##### DATA #####
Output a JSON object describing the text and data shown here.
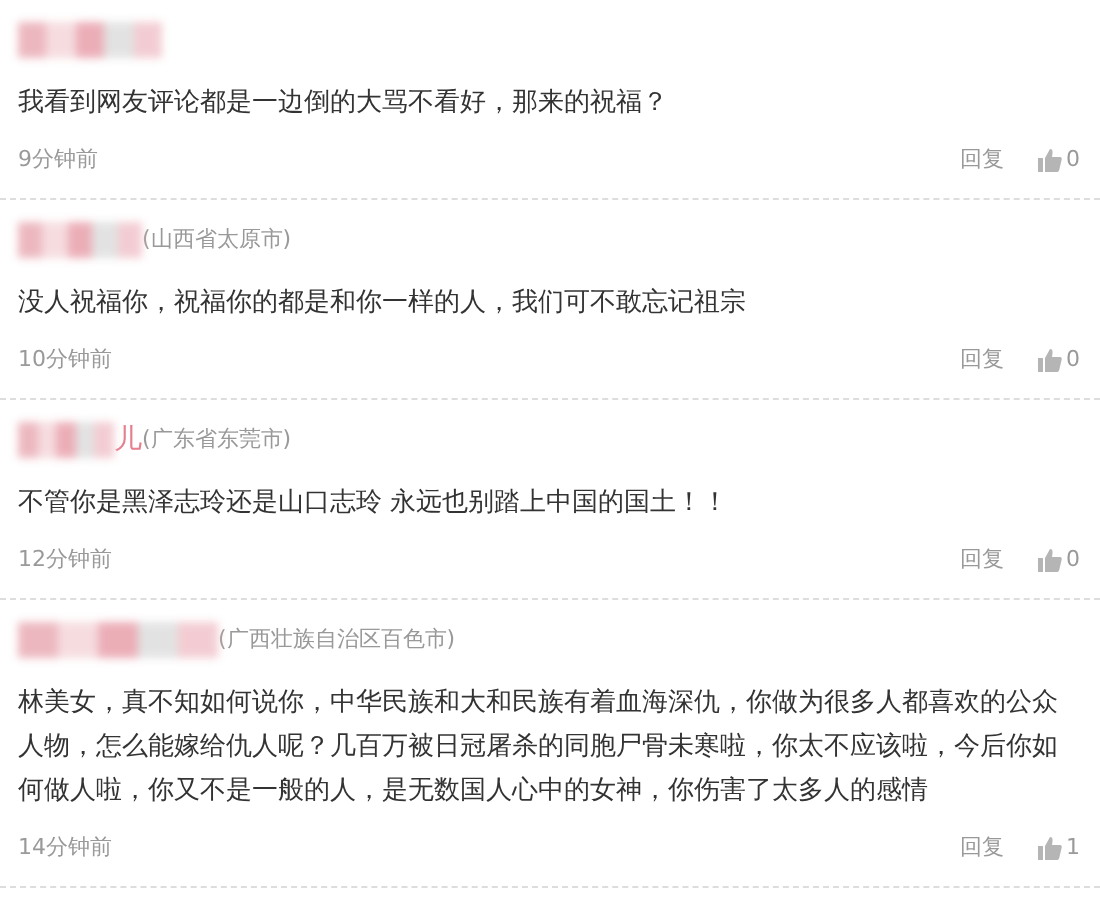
{
  "comments": [
    {
      "text": "我看到网友评论都是一边倒的大骂不看好，那来的祝福？",
      "time": "9分钟前",
      "reply": "回复",
      "likes": "0"
    },
    {
      "location": "(山西省太原市)",
      "text": "没人祝福你，祝福你的都是和你一样的人，我们可不敢忘记祖宗",
      "time": "10分钟前",
      "reply": "回复",
      "likes": "0"
    },
    {
      "name_tail": "儿",
      "location": "(广东省东莞市)",
      "text": "不管你是黑泽志玲还是山口志玲 永远也别踏上中国的国土！！",
      "time": "12分钟前",
      "reply": "回复",
      "likes": "0"
    },
    {
      "location": "(广西壮族自治区百色市)",
      "text": "林美女，真不知如何说你，中华民族和大和民族有着血海深仇，你做为很多人都喜欢的公众人物，怎么能嫁给仇人呢？几百万被日冠屠杀的同胞尸骨未寒啦，你太不应该啦，今后你如何做人啦，你又不是一般的人，是无数国人心中的女神，你伤害了太多人的感情",
      "time": "14分钟前",
      "reply": "回复",
      "likes": "1"
    }
  ]
}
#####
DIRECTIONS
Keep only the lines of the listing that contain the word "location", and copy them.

TASK ANSWER
      "location": "(山西省太原市)",
      "location": "(广东省东莞市)",
      "location": "(广西壮族自治区百色市)",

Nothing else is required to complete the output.